PATRICK: Our own lives are inextricably linked to society, its histories and events of our lifetimes. It is nearly impossible for an artist - especially one who is exhibiting and participating in any facet of the art world - to be unaffected by the society in which s/he lives. Personal experiences are of course going to influence making, but those personal experiences are reactions and responses to the events of and the society in which one lives. As an African-American man living and working in the U.S. right now, I can't help but be affected by national and international conversations and actions, especially issues around race and gender. In my work, I draw upon the issues and conversations of my society, the historical treatment of those issues, as well as my personal experiences to engage in a dialogue that I'm sure will continue well beyond my lifetime.
MICHAEL: Your work is obviously the work of African-American spirit and insight. However, the humanity of the work is what I think overwhelmingly drives it first. This keeps it from being stereotyped, I think. You're not weighing yourself down with cultural icons or references to show that the work has value because it's already inherently valuable. Thoughts?
PATRICK: As an African-American, my work will undoubtedly have nods to and be influenced by my own experience as an African-American. I think that it is important to make work that pushes the preconceived boundaries of 'black art'. What determines this title anyway? Is it simply art made by black people? Is there some inherent quality of blackness that flows from my hand onto the canvas? I find the idea of 'black art' to be problematic, but at the same time, I recognize that my perspective (and that of other artists of color) is unique and uniquely positioned to critique the system of western art that has developed over the last 500 years. I think it's important to show how multifaceted the African-American community is; there are just as many black experiences as there are white ones. I'm interested in humanistic concerns and issues: gender, race, maturation, history, myth and death. These ideas are not meant to be limited to any specific community, although there are times when one issue is fore-fronted more than others. I enter this discussion to keep a light on the roots of these effects, share my effort to re-imagine a new balance and place these examples in spaces where they have been historically underrepresented.

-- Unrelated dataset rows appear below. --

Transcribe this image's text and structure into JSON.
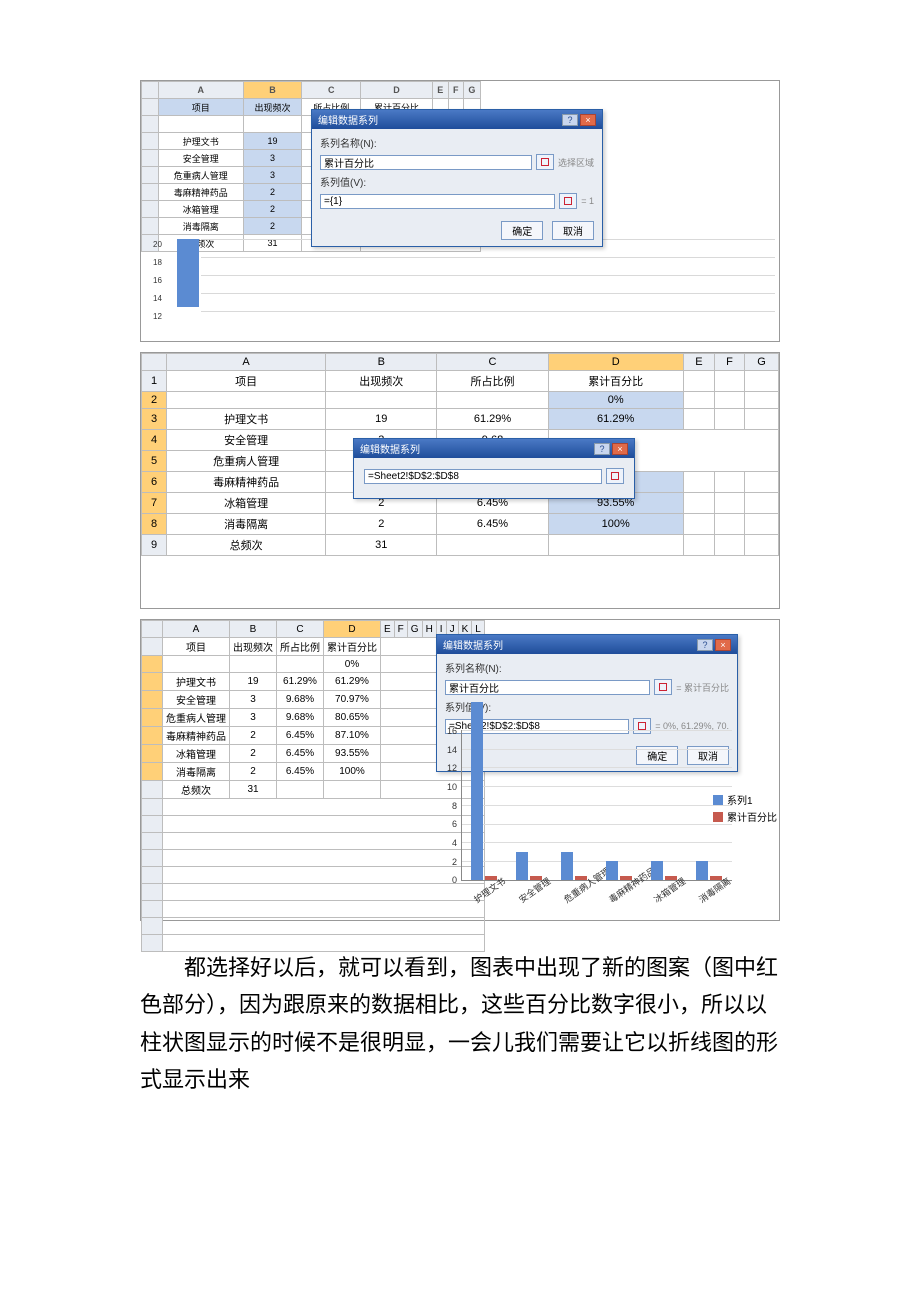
{
  "columns": [
    "A",
    "B",
    "C",
    "D",
    "E",
    "F",
    "G"
  ],
  "columns_wide": [
    "A",
    "B",
    "C",
    "D",
    "E",
    "F",
    "G",
    "H",
    "I",
    "J",
    "K",
    "L"
  ],
  "header_row": {
    "A": "项目",
    "B": "出现频次",
    "C": "所占比例",
    "D": "累计百分比"
  },
  "rows": [
    {
      "A": "护理文书",
      "B": "19",
      "C": "61.29%",
      "D": "61.29%"
    },
    {
      "A": "安全管理",
      "B": "3",
      "C": "9.68%",
      "D": "70.97%"
    },
    {
      "A": "危重病人管理",
      "B": "3",
      "C": "9.68%",
      "D": "80.65%"
    },
    {
      "A": "毒麻精神药品",
      "B": "2",
      "C": "6.45%",
      "D": "87.10%"
    },
    {
      "A": "冰箱管理",
      "B": "2",
      "C": "6.45%",
      "D": "93.55%"
    },
    {
      "A": "消毒隔离",
      "B": "2",
      "C": "6.45%",
      "D": "100%"
    }
  ],
  "total_row": {
    "A": "总频次",
    "B": "31"
  },
  "zero_percent": "0%",
  "partial_c": "9.68",
  "dialog": {
    "title": "编辑数据系列",
    "name_label": "系列名称(N):",
    "value_label": "系列值(V):",
    "name_value": "累计百分比",
    "name_preview_sel": "选择区域",
    "name_preview_eq": "= 累计百分比",
    "val_value1": "={1}",
    "val_preview1": "= 1",
    "val_value2": "=Sheet2!$D$2:$D$8",
    "val_preview2": "= 0%, 61.29%, 70.",
    "ok": "确定",
    "cancel": "取消"
  },
  "chart_data": {
    "type": "bar",
    "categories": [
      "护理文书",
      "安全管理",
      "危重病人管理",
      "毒麻精神药品",
      "冰箱管理",
      "消毒隔离"
    ],
    "series": [
      {
        "name": "系列1",
        "values": [
          19,
          3,
          3,
          2,
          2,
          2
        ],
        "color": "#5b8bd2"
      },
      {
        "name": "累计百分比",
        "values": [
          0.6129,
          0.7097,
          0.8065,
          0.871,
          0.9355,
          1.0
        ],
        "color": "#c65a4e"
      }
    ],
    "ylim": [
      0,
      20
    ],
    "yticks_shot1": [
      12,
      14,
      16,
      18,
      20
    ],
    "yticks_shot3": [
      0,
      2,
      4,
      6,
      8,
      10,
      12,
      14,
      16
    ]
  },
  "legend": {
    "s1": "系列1",
    "s2": "累计百分比"
  },
  "paragraph": "都选择好以后，就可以看到，图表中出现了新的图案（图中红色部分），因为跟原来的数据相比，这些百分比数字很小，所以以柱状图显示的时候不是很明显，一会儿我们需要让它以折线图的形式显示出来"
}
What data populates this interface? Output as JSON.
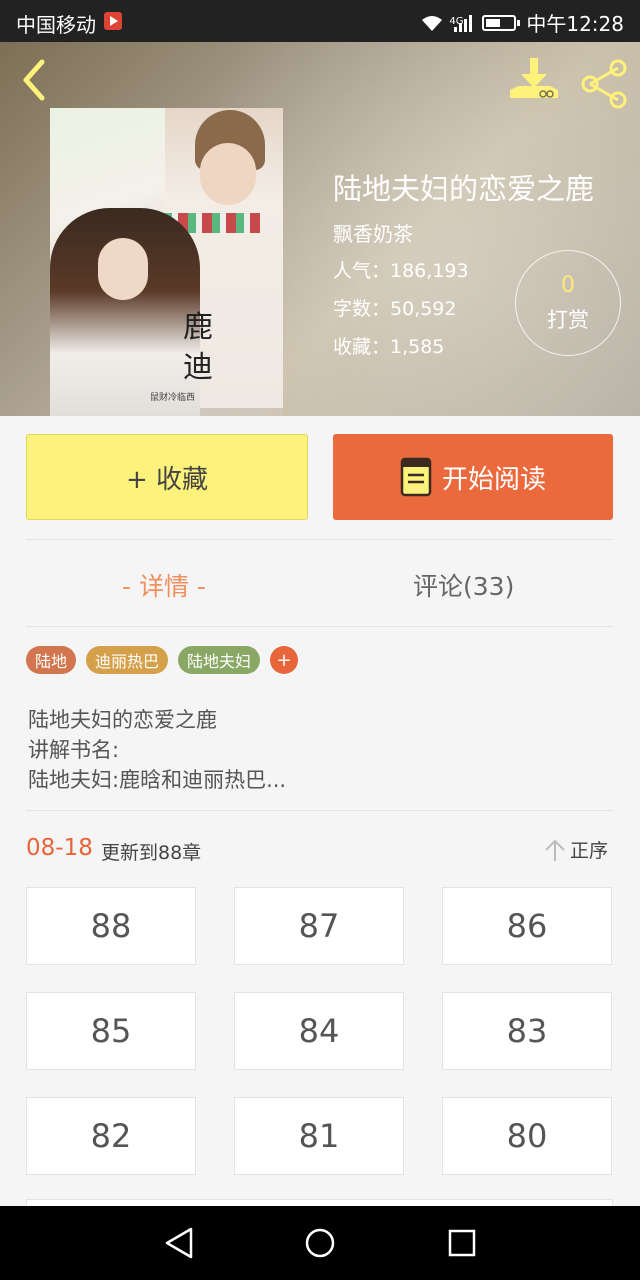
{
  "status_bar": {
    "carrier": "中国移动",
    "network": "4G",
    "time": "中午12:28"
  },
  "book": {
    "title": "陆地夫妇的恋爱之鹿",
    "author": "飘香奶茶",
    "popularity": "人气：186,193",
    "word_count": "字数：50,592",
    "favorites": "收藏：1,585",
    "tip_count": "0",
    "tip_label": "打赏",
    "cover_text": "鹿迪",
    "cover_sub": "鼠财冷临西"
  },
  "actions": {
    "favorite": "+ 收藏",
    "read": "开始阅读"
  },
  "tabs": {
    "detail": "- 详情 -",
    "comments": "评论(33)"
  },
  "tags": [
    "陆地",
    "迪丽热巴",
    "陆地夫妇"
  ],
  "tag_add": "+",
  "description": [
    "陆地夫妇的恋爱之鹿",
    "讲解书名:",
    "陆地夫妇:鹿晗和迪丽热巴..."
  ],
  "update": {
    "date": "08-18",
    "text": "更新到88章",
    "order": "正序"
  },
  "chapters": [
    "88",
    "87",
    "86",
    "85",
    "84",
    "83",
    "82",
    "81",
    "80"
  ],
  "colors": {
    "accent": "#e8643a",
    "favorite_bg": "#fdf27c",
    "read_bg": "#ea6a3e",
    "tab_active": "#f0905e"
  }
}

MICHAEL: Finally Patrick, Is there anything else that you'd like to express as we close?
PATRICK: Yes, you can follow me on Twitter @patrickehammie or on Facebook at www.facebook.com/patrickearlhammieartist. Michael, I'd like to thank you for this opportunity to discuss my work and general ideas around art. The forum you provide for artists and art lovers is valuable as a resource and community. I look forward to reading your future interviews. Cheers.
MICHAEL: Comments like that keep me strong. Thanks Patrick.
Check out Patrick’s totally cool work at http://patrickearlhammie.com/.